• **Input records**
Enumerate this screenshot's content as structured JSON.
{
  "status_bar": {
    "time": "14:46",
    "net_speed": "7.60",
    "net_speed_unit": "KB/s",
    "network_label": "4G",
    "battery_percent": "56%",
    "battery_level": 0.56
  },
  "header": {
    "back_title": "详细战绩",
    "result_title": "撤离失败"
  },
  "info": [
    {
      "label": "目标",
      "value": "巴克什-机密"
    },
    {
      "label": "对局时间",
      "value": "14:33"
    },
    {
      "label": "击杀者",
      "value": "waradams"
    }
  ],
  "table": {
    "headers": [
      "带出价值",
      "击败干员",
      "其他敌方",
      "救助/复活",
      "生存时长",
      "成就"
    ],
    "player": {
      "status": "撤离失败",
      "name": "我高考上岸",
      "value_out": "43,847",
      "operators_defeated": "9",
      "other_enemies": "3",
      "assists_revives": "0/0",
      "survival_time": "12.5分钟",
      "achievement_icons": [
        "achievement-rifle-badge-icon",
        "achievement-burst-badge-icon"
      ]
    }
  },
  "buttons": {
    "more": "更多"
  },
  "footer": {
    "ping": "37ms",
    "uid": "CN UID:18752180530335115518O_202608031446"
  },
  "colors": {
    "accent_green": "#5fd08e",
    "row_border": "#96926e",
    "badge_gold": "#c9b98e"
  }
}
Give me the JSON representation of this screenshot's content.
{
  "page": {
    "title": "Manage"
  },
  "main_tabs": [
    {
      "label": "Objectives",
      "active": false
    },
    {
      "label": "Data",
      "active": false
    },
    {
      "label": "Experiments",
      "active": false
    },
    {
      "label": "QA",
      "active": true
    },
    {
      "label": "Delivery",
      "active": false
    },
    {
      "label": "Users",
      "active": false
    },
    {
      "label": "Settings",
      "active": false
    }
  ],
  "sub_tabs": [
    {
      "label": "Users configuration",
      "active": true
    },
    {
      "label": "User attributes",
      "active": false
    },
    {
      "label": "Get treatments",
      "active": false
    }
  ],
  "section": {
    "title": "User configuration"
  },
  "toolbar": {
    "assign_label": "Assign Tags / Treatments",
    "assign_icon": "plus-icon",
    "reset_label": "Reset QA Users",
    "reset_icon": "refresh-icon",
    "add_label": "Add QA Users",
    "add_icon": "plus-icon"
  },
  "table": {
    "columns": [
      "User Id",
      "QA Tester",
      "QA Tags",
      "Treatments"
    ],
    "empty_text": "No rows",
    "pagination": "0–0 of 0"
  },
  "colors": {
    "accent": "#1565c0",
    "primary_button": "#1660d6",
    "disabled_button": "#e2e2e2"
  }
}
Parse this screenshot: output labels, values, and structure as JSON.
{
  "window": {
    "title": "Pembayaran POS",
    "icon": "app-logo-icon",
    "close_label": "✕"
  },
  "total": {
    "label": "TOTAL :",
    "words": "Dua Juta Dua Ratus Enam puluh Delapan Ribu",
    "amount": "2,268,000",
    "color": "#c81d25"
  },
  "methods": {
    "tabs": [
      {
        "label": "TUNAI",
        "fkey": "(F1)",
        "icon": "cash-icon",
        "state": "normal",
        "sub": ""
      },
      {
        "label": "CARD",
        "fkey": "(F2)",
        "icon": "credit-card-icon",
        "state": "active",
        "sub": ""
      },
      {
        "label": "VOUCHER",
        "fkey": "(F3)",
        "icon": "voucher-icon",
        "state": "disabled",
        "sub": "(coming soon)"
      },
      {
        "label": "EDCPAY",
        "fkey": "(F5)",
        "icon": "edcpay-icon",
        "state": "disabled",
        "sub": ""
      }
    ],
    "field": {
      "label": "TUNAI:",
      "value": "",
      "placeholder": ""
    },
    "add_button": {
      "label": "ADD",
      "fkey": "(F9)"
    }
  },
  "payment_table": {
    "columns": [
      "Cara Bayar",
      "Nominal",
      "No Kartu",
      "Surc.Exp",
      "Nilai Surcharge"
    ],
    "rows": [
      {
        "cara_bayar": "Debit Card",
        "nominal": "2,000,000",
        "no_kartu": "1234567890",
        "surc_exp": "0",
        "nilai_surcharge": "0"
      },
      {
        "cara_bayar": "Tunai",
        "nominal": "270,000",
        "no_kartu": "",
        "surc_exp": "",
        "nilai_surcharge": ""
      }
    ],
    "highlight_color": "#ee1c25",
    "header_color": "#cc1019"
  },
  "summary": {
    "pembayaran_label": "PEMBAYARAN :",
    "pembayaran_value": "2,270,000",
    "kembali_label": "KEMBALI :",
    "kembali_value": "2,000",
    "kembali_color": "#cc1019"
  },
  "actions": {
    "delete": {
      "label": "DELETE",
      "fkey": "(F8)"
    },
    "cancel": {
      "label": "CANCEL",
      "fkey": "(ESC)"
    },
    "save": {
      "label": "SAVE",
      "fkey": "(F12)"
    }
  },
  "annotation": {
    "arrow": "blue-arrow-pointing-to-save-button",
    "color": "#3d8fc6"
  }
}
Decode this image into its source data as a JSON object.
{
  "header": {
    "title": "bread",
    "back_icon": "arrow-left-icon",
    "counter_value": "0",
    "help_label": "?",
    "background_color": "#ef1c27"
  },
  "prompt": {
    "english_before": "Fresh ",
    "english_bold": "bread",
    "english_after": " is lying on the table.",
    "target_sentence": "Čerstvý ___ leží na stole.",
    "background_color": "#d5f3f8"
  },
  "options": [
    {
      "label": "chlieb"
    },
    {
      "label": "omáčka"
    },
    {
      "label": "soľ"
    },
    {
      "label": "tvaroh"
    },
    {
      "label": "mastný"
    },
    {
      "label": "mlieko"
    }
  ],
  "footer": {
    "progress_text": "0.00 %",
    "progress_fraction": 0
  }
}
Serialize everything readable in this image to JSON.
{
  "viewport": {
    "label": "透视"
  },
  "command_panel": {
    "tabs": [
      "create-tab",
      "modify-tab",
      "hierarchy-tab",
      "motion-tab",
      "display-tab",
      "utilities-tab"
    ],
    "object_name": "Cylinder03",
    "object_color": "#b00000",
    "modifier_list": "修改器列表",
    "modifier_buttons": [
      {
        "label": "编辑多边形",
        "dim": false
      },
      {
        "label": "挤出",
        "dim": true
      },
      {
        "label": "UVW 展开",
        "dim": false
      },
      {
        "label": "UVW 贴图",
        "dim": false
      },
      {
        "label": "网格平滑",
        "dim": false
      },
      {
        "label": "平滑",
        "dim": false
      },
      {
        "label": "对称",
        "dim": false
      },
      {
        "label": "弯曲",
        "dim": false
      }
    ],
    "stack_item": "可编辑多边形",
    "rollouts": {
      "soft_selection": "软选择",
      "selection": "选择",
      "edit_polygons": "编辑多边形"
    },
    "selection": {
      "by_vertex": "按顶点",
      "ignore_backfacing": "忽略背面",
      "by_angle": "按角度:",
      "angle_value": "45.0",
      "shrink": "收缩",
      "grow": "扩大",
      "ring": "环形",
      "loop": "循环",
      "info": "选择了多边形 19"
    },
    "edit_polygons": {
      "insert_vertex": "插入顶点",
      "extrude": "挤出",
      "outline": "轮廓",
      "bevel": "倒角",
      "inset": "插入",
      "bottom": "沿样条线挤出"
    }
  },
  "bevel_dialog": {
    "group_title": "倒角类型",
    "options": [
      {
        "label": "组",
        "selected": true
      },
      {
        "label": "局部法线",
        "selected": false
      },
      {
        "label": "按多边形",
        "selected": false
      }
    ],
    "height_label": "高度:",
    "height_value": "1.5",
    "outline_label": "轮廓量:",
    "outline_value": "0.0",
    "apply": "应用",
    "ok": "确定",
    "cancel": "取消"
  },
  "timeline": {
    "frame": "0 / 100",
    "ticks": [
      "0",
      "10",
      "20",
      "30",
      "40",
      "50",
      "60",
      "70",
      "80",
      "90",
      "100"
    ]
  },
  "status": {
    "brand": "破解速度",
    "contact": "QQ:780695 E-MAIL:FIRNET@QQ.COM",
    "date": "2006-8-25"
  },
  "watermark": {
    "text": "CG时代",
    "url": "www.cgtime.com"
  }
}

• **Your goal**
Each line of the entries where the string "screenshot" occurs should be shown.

• **Expected answer**
Enumerate this screenshot's content as structured JSON.
Give me the JSON representation of this screenshot's content.
Parse this screenshot: output labels, values, and structure as JSON.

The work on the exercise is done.